Chinese Views of the International Monetary System and the SDR
by Barry Eichengreen
This project will attempt to reconstruct China’s international financial objectives by placing them in their historical context. It will use the history of China’s interventions in the deliberations of the IMF executive board to trace the evolution of the country’s positions on the international financial architecture. The principal materials (the main data) used as input to the analysis will be the transcripts of the deliberations of the IMF board, which are available in the IMF archives for the period since the creation of the SDR in 1970. The plan is to go through these transcripts and extract the intervention of the Chinese executive director as the basis for tracing changes in the country’s views over time. Questions will include the following:
1. When did China first begin to engage in any discussion about the SDR at the IMF? What was the country’s learning process?
2. How has China’s understanding of the SDR evolved (e.g. as liquidity instrument, development tool, alternative to a dollar-based currency system)?
3. How have the frequency and extent of Chinese interventions on SDR related issues changed quantitatively (can their extent be traced using count data)?

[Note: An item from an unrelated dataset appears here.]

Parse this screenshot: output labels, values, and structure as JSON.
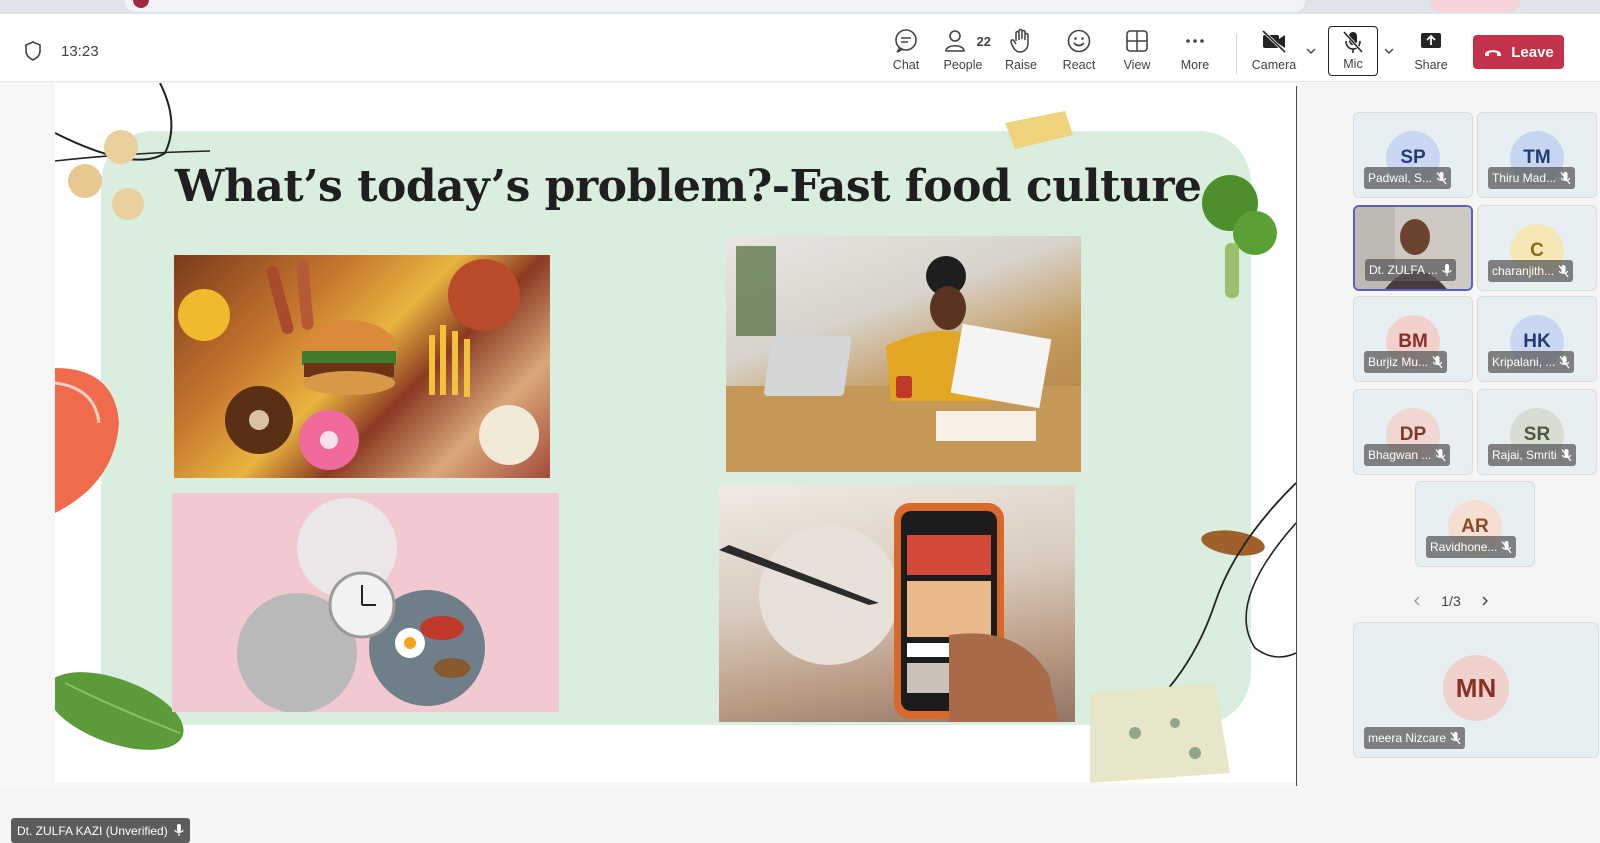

4. How should China’s position vis-à-vis the US, Europe and other developing countries be characterized? What specifically has been China’s position on a range of SDR-specific questions (allocation, basket composition, etc. in different time periods)?
5. Has China’s position on inclusion of the RMB in the SDR basket changed over time? When did this first become a priority of Chinese policy?
6. What are China’s views, positive or negative, about the emergence of a multiple international currency (“multi-polar”) international monetary system?
7. What do the answers imply for whether China is likely to work through multilateral institutions like the IMF or regional constructs like its newly created Asia Infrastructure investment Bank?